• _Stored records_
Segment Open

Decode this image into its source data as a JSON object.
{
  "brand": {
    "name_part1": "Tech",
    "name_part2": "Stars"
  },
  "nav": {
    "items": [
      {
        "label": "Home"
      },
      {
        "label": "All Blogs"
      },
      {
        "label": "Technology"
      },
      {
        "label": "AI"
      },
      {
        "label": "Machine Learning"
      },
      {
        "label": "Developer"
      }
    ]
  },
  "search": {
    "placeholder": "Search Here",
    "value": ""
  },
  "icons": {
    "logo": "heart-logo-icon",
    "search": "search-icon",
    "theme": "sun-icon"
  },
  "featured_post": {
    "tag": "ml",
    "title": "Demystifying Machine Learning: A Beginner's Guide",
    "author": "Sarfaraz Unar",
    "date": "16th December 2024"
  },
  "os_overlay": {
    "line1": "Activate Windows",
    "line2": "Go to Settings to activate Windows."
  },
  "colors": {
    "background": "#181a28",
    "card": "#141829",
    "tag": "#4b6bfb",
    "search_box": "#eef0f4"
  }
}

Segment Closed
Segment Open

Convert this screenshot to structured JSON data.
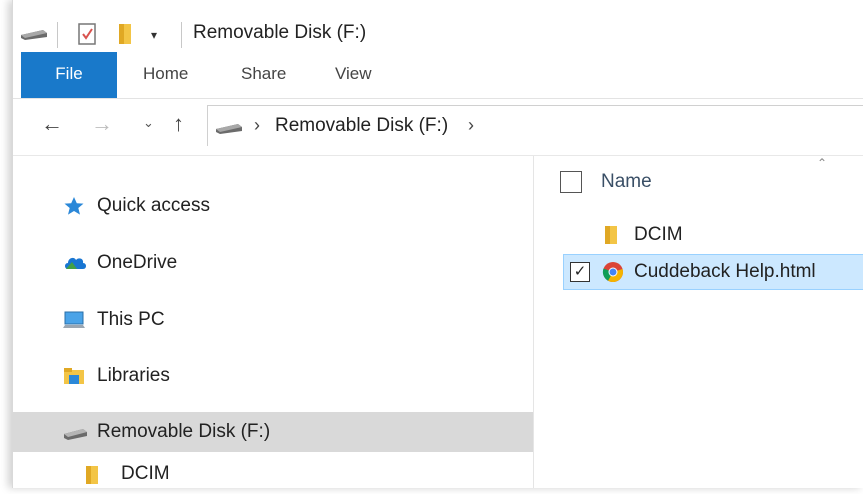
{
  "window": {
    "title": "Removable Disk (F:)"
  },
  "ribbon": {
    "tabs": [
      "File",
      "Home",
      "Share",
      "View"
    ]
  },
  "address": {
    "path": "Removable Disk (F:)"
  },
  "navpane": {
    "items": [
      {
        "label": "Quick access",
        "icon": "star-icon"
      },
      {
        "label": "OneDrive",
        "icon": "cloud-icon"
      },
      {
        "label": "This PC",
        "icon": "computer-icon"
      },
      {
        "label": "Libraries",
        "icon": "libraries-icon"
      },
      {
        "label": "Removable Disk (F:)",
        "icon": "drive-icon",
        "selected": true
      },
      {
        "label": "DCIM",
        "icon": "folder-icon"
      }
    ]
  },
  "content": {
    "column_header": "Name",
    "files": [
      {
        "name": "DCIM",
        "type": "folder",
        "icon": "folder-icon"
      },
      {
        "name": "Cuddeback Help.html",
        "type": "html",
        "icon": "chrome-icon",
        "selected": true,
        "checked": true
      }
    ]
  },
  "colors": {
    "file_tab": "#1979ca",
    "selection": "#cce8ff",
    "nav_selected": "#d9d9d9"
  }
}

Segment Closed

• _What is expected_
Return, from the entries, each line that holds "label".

• _Response_
        "label": "Home"
        "label": "All Blogs"
        "label": "Technology"
        "label": "AI"
        "label": "Machine Learning"
        "label": "Developer"
        "label": "Quick access",
        "label": "OneDrive",
        "label": "This PC",
        "label": "Libraries",
        "label": "Removable Disk (F:)",
        "label": "DCIM",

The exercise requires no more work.